I’ve been on a bit of a personal quest to find ways to increase my energy and focus this year. I’ve gotten on a better track with exercising and eating healthier foods. I’ve started taking yoga classes at least once a week. I’ve tried to be more intentional about scheduling some downtime so I could recharge. And, I’ve been reading some great books like Micro-Resilience, by Bonnie St. John and Allen P. Haines. And then as a follow-up, hosted a virtual book club to engage with several of you in a conversation about how the book’s numerous strategies could be put into practice in our everyday life. All of these strategies combined have really served to elevate my personal energy and focus!
Recently, I spent the better part of a weekend decluttering my home. And, unexpectedly realized that the decluttering process itself also brought with it a huge focus and energy boost for me. My home isn’t messy but it seems that when I get busy, my house sometimes looks like it could use a little organization love. And the change of the seasons always feels like an especially good time to figure out what needs to go and what needs to stay in closets and drawers, etc. As I got more organized, my focus and energy also increased, making me feel happier overall. Releasing that clutter, even though it was not an overwhelming amount, really brought such a sense of peacefulness to my life. I am no longer trying to get something done while also being distracted by a pile of paperwork on the side of a desk, wondering what all is in there! I bet some of you may be able to relate to that feeling of being distracted by uncompleted projects sabotaging the things you really need to focus on right now.
As I decluttered, I thought about how this process of decluttering can be applied to my whole life, not just my physical surroundings. Perhaps I could “declutter” my thoughts, my words, my relationships, my schedule – you get the idea! I like to look at my life as as a design project, the same way an interior designer views a renovation project with a client. And, just as it’s usually not practical to renovate your entire home at one time, it’s also not reasonable to think we could declutter our whole life overnight. Here are a few observations I made about decluttering my physical surroundings. I believe that the same thoughts can be applied to decluttering one’s whole life.
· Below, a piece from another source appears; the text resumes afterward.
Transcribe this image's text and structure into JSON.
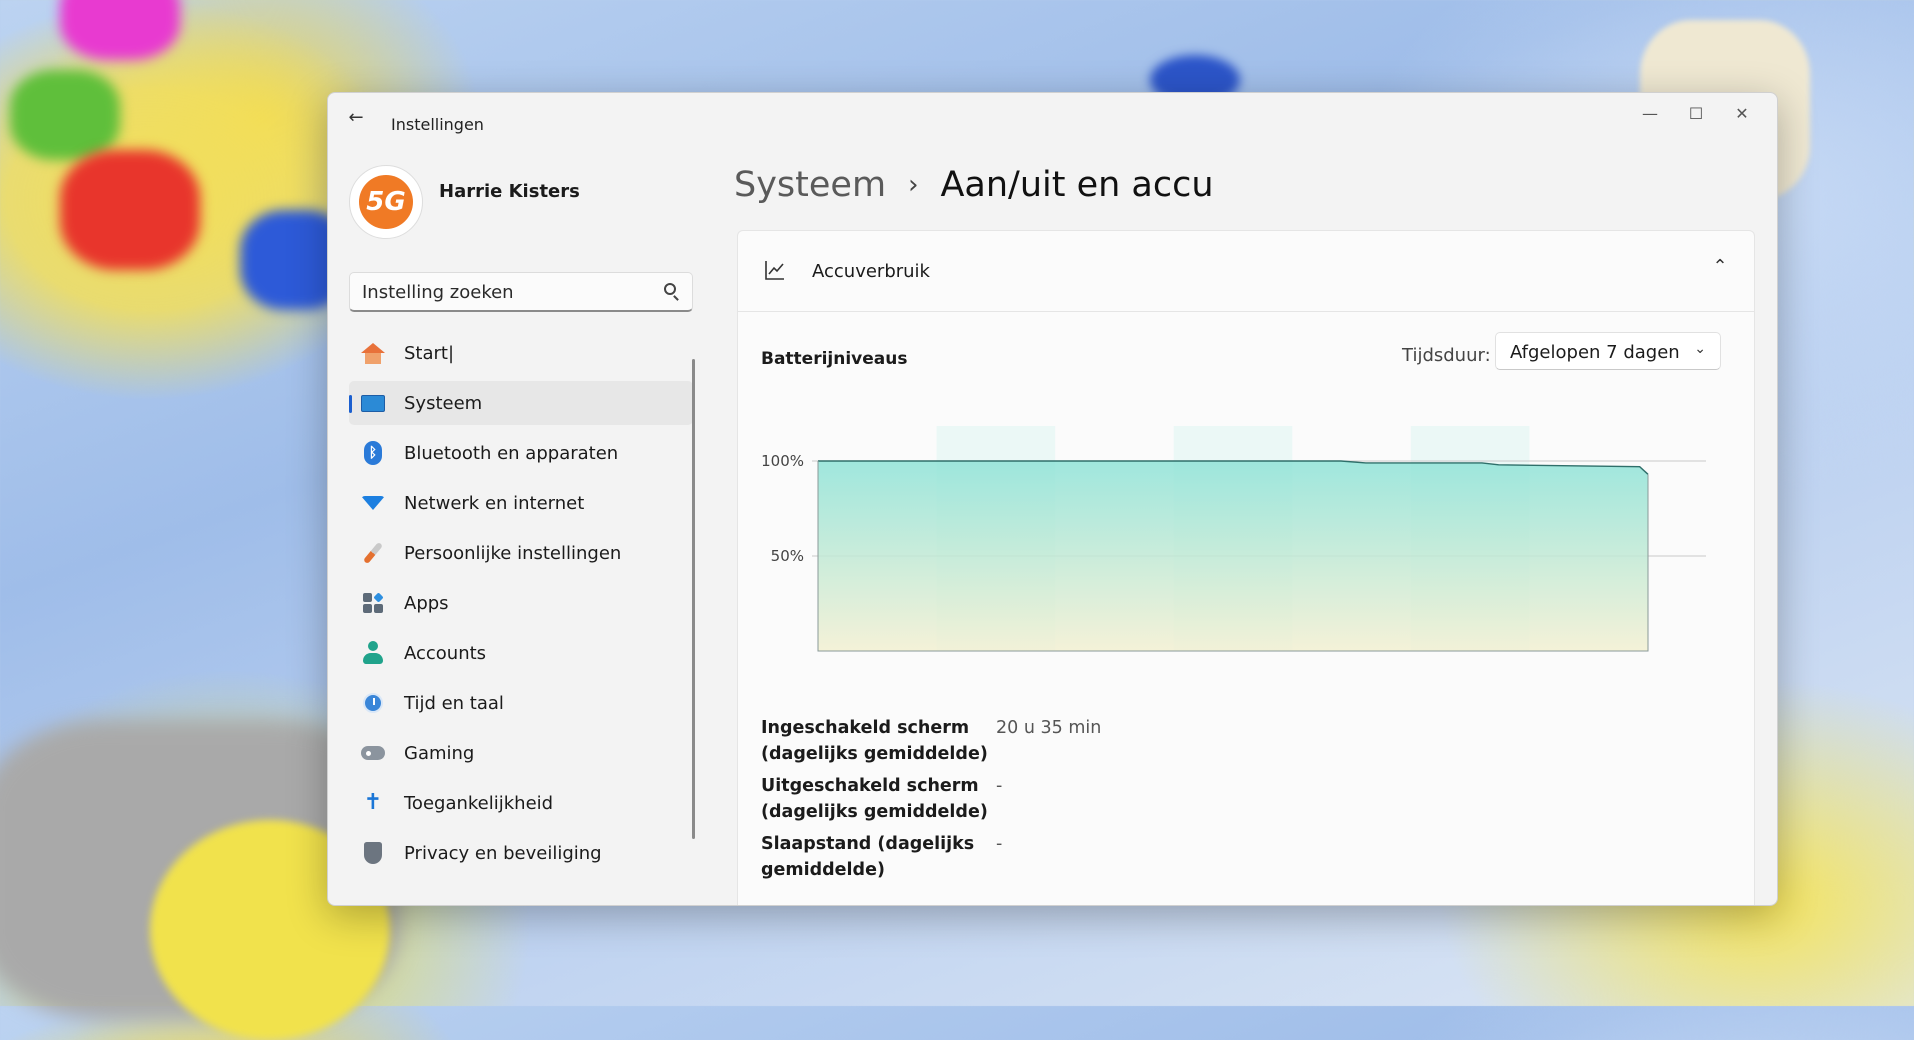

Make sure that you are ready to dive into the process so you can give it the time and energy it needs.
Decluttering takes time, but it always feels worth it to me when I see the end result.
Start decluttering with clear intention.
Before I started decluttering in my home, I walked around from room to room and decided where my focus was needed. I set clear intentions of what I was going to tackle first, and when, and then gave that my full attention to that, even though other areas were also crying out for some help as well.
Be willing to make some tough choices.
I probably have a few things in my home, whether it’s clothing or something else, that probably does not really serve me well any longer. And, yet, year after year, I continue to hold onto it. Sometimes keeping it is just a habit. Many of those things, I decided to donate, so someone else could benefit from them more.
Celebrate the small successes rather than focus on all that still needs to be done.
I told myself I was going to celebrate each small step of progress in each room, rather than allow myself to get distracted or frustrated by the work that still needed to be done.
Put some new practices in place to support the newly organized space.
Once I felt satisfied with the decluttering process, I decided I needed to revise some of my day-to-day habits to ensure that I could keep those areas decluttered with minimal upkeep.
If you are also in the fall clean out mode, perhaps you may want to give some thought to whether there could be areas of your life, other than your physical surroundings, that could benefit from some decluttering. Here’s to more focus, energy, and the true sense of calm that comes from the process!
Today’s blog was written by WWR Partner Coach, Donna Kettell. Donna is a certified professional coach (CPC) and a master practitioner in energy leadership (ELI-MP). Her certifications were earned through The Institute for Professional Excellence in Coaching (iPEC), which is accredited by the International Coaching Federation (ICF).